__ACTION ITEM__
Within the listing below, filter for "완료되었습니다" and copy every matching line.

__EXTRACTED DATA__
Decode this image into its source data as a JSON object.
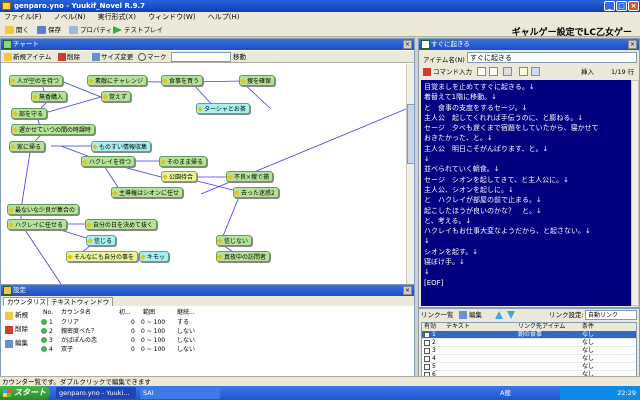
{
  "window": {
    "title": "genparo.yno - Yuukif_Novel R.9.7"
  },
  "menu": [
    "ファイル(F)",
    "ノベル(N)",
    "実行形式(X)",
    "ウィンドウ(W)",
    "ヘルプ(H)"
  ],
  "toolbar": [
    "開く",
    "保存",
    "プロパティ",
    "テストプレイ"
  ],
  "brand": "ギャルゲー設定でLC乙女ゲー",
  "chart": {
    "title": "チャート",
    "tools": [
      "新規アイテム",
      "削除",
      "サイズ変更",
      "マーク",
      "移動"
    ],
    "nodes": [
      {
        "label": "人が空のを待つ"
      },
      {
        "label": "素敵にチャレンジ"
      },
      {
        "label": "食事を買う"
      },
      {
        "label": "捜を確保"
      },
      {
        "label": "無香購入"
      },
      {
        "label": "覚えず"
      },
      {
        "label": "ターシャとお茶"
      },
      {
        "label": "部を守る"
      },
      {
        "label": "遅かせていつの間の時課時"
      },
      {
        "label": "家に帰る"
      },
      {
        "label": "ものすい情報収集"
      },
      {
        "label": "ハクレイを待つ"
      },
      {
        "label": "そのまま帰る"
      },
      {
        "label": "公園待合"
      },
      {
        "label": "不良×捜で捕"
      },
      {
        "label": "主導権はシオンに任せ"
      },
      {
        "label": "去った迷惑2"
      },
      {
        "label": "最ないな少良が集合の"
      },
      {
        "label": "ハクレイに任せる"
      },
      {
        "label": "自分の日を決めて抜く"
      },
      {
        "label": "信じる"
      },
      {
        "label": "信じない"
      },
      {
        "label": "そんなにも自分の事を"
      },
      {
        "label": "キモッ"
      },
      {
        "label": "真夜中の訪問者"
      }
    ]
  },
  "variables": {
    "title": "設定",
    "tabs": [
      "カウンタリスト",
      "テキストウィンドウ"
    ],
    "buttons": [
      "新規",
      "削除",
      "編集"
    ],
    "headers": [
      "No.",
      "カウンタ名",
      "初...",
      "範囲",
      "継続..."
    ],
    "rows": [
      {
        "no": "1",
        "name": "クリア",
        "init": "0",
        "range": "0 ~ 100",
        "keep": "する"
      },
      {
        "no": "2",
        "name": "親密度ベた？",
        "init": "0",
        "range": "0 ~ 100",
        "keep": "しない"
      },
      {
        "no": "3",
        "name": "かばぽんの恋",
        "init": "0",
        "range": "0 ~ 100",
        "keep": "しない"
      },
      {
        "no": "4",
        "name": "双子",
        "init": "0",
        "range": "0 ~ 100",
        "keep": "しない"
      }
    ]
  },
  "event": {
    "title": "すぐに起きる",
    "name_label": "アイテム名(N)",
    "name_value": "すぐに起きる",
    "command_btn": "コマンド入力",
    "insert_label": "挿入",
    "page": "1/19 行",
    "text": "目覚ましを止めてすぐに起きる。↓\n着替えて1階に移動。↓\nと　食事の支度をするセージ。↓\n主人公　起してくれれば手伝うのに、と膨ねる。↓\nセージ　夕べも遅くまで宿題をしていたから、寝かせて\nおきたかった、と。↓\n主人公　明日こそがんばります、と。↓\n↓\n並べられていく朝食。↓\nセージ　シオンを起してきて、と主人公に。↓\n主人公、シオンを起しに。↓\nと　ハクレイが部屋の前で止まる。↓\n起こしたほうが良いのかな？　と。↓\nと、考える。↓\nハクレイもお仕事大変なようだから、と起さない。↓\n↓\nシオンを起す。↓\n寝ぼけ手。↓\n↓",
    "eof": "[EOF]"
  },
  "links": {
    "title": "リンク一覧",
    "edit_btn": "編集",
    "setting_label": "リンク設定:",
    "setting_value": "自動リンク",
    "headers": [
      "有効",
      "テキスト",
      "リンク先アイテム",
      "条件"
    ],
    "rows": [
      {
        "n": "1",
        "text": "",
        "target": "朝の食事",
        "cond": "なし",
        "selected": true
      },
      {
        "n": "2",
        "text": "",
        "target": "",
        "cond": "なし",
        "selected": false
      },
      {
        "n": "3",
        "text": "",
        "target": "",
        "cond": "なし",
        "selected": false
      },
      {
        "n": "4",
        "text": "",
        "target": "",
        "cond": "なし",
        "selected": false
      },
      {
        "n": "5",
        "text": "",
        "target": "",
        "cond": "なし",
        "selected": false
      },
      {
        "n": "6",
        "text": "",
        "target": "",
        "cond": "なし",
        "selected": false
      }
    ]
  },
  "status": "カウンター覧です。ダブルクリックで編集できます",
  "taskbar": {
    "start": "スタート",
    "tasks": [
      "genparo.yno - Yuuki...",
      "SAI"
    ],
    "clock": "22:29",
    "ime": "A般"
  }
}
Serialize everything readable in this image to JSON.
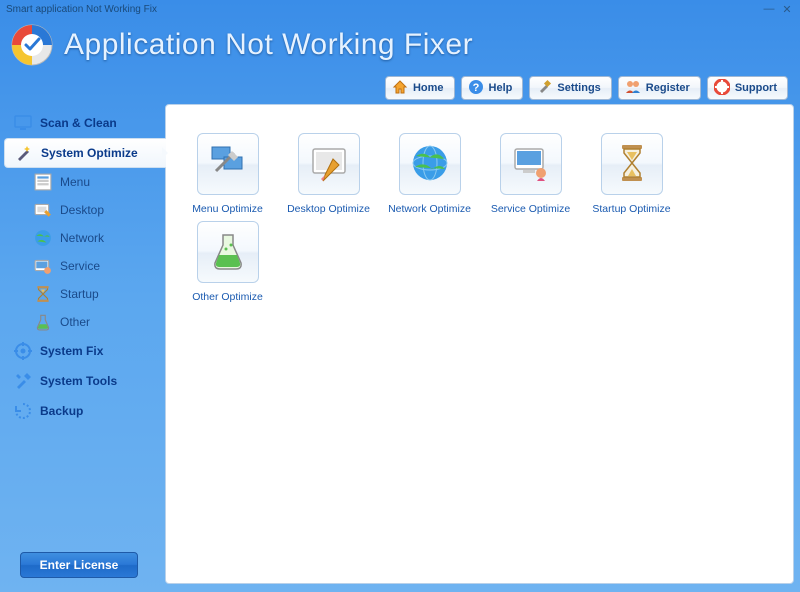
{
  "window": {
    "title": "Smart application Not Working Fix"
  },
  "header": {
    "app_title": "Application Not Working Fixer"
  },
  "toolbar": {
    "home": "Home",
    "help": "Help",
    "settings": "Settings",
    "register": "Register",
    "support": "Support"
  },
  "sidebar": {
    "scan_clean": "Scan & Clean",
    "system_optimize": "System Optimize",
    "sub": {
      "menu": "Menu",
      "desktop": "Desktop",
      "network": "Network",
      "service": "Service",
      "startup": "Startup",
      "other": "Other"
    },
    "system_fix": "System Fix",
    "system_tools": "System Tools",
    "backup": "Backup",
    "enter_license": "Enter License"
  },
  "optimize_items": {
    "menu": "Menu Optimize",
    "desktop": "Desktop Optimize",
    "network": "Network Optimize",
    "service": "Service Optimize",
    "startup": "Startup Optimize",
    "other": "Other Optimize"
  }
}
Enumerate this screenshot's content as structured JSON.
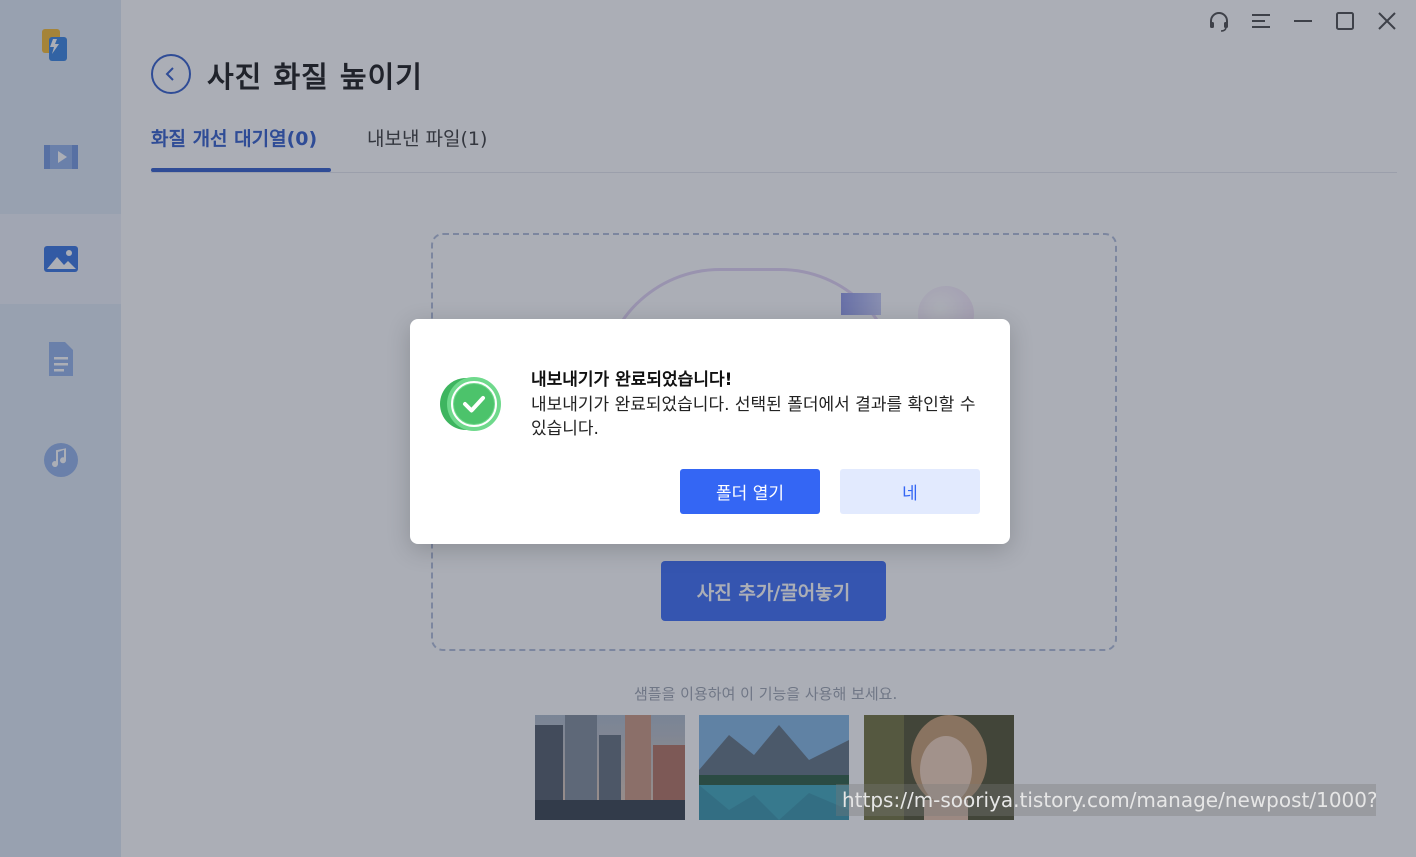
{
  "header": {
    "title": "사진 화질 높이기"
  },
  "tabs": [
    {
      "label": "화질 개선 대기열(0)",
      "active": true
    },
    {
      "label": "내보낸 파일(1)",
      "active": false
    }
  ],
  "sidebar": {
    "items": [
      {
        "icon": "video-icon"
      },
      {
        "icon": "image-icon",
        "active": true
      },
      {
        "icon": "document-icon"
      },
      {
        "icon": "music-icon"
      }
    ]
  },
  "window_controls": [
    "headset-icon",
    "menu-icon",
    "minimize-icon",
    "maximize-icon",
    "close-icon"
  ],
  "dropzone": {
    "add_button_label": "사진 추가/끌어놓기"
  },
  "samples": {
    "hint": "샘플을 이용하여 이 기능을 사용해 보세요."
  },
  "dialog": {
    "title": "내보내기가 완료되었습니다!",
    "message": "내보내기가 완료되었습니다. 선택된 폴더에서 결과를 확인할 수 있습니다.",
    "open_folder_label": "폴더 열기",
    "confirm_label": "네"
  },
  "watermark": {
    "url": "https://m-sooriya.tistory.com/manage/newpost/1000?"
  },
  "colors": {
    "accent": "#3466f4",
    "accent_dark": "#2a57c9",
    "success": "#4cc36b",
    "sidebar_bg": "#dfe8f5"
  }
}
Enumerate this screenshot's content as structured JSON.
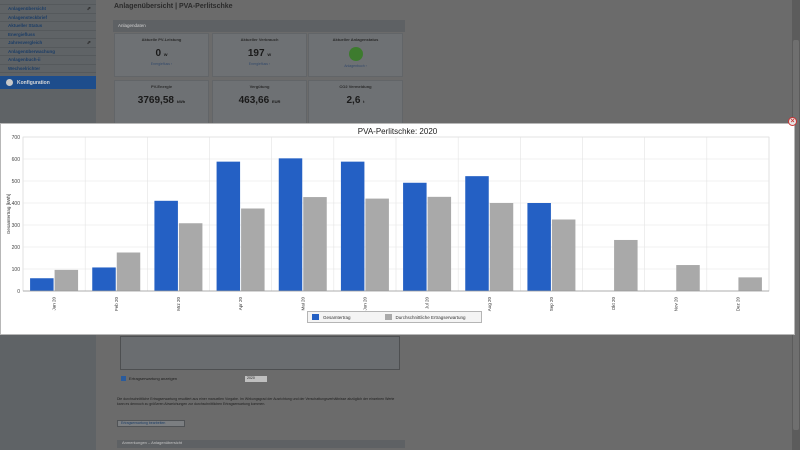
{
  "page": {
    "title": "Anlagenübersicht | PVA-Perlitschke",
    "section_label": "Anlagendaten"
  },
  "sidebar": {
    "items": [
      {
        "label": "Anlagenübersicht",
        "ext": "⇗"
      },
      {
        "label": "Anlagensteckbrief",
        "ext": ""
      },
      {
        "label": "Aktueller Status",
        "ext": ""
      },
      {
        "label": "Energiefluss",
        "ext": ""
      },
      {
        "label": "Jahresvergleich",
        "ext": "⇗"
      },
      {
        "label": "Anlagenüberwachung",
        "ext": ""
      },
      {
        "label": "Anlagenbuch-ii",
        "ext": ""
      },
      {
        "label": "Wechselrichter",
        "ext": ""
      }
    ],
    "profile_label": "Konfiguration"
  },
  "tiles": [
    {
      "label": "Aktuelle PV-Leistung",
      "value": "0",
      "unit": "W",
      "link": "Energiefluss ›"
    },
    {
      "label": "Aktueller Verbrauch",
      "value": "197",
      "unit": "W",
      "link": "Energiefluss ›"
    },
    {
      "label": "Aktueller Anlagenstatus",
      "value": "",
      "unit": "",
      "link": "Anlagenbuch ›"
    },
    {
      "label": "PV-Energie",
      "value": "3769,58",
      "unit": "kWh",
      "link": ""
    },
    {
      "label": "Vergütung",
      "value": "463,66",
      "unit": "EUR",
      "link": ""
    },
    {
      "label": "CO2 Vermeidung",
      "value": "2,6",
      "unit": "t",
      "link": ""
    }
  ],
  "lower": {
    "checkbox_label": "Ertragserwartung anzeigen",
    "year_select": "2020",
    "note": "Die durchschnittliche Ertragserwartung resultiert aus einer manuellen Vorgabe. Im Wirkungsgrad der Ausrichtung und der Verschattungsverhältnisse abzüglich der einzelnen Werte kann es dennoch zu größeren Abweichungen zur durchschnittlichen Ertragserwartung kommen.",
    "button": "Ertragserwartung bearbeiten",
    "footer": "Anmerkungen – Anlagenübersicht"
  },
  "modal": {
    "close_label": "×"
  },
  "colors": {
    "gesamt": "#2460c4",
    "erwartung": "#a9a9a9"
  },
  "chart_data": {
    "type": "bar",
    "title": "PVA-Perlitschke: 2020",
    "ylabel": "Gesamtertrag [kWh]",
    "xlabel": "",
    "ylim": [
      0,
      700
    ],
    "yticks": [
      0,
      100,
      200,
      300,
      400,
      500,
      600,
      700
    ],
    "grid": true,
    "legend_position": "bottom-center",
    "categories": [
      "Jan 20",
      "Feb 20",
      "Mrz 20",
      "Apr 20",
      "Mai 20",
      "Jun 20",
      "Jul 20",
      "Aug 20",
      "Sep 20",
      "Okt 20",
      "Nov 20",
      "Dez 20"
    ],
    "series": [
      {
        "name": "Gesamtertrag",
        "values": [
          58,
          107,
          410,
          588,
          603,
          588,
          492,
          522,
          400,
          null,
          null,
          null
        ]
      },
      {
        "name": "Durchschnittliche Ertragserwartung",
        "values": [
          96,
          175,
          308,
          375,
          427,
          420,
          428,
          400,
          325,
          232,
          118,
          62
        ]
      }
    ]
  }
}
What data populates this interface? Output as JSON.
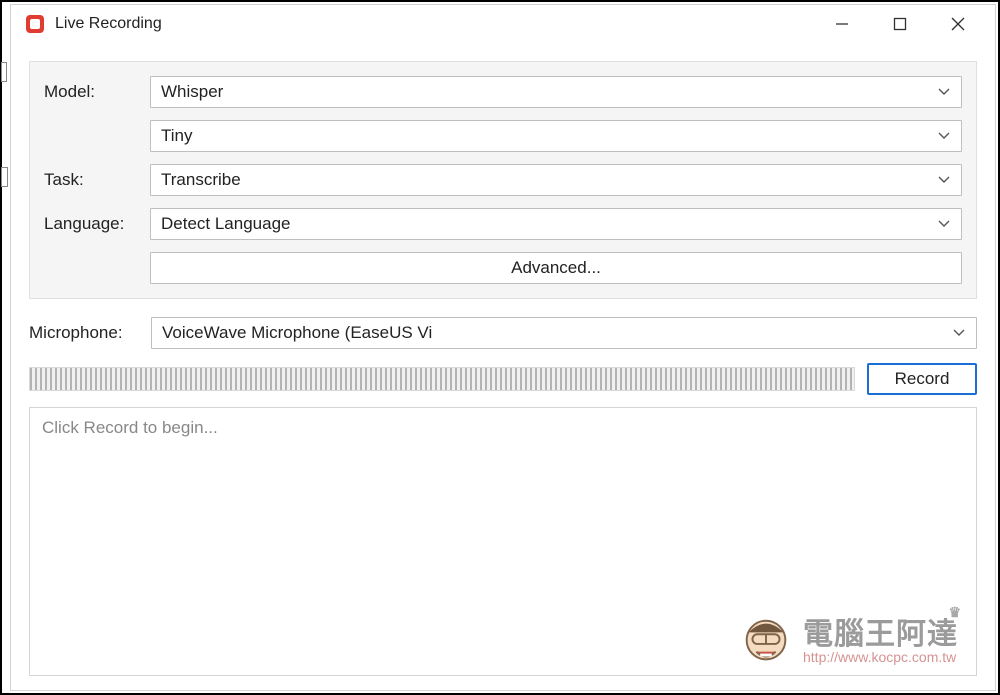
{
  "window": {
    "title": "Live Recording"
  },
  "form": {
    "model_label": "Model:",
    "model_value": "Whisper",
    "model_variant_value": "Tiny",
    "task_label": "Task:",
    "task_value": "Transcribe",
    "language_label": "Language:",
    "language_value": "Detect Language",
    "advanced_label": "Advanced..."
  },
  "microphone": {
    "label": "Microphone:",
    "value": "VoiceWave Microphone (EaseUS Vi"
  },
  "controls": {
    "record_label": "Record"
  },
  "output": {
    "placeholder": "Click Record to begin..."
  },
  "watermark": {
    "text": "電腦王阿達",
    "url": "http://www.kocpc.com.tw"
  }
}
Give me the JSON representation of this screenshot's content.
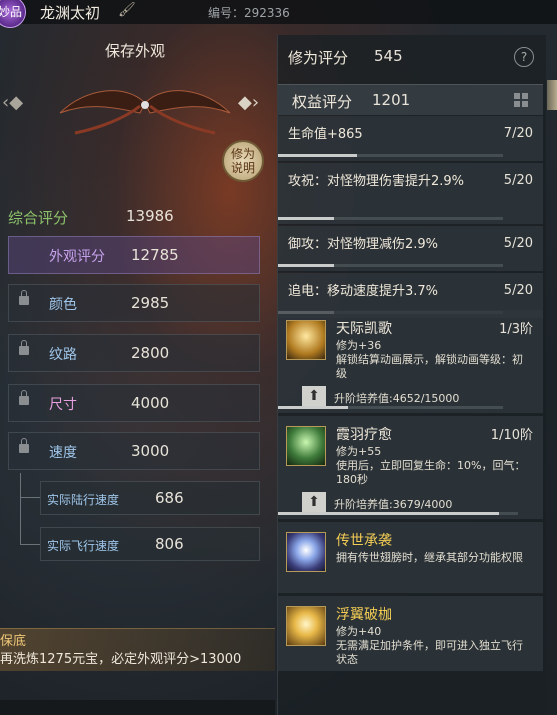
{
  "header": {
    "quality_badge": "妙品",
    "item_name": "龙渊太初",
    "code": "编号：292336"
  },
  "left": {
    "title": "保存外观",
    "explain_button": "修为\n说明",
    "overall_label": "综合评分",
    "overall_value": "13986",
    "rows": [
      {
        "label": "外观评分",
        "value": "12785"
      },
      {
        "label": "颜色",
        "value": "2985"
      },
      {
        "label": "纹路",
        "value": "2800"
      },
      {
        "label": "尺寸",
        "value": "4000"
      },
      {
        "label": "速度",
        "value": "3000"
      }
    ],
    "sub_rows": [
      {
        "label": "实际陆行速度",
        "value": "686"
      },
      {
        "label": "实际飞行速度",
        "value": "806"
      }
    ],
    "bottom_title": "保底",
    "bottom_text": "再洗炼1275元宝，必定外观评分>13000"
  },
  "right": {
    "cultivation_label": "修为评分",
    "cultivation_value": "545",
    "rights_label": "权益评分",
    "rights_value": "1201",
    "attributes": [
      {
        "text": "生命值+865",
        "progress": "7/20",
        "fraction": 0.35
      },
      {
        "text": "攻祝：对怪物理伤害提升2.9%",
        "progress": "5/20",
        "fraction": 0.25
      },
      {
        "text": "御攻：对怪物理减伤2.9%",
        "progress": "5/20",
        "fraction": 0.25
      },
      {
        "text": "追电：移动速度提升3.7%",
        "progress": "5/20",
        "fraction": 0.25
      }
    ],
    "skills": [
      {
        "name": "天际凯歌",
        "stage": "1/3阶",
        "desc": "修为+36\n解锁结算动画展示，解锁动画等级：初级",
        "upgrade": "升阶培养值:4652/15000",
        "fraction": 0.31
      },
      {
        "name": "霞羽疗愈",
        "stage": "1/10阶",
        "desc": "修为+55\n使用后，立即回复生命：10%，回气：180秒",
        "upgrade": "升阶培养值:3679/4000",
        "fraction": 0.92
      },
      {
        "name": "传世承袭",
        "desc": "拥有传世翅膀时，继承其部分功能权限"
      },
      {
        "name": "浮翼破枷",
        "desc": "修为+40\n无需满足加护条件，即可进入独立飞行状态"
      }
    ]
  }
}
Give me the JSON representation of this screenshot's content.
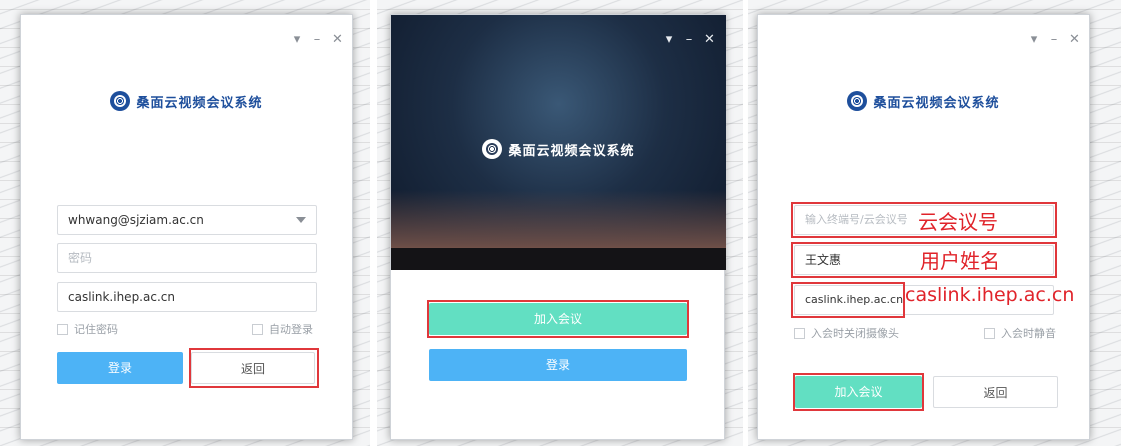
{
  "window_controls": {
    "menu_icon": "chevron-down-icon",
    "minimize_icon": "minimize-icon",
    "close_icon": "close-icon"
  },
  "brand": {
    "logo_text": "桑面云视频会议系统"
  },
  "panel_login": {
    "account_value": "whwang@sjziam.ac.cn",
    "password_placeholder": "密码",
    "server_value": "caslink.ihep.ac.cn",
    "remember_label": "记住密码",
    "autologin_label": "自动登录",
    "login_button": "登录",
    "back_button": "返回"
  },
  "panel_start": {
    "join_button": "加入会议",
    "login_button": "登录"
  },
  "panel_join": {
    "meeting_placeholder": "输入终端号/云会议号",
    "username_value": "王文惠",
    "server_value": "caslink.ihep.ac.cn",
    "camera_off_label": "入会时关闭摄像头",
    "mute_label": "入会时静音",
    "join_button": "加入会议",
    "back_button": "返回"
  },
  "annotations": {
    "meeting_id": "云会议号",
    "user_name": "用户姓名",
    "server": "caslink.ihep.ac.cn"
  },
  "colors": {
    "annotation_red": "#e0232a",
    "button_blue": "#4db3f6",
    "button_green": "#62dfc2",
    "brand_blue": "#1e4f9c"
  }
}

__EXPECTED OUTPUT__
    "title": "내보내기가 완료되었습니다!",
    "message": "내보내기가 완료되었습니다. 선택된 폴더에서 결과를 확인할 수 있습니다.",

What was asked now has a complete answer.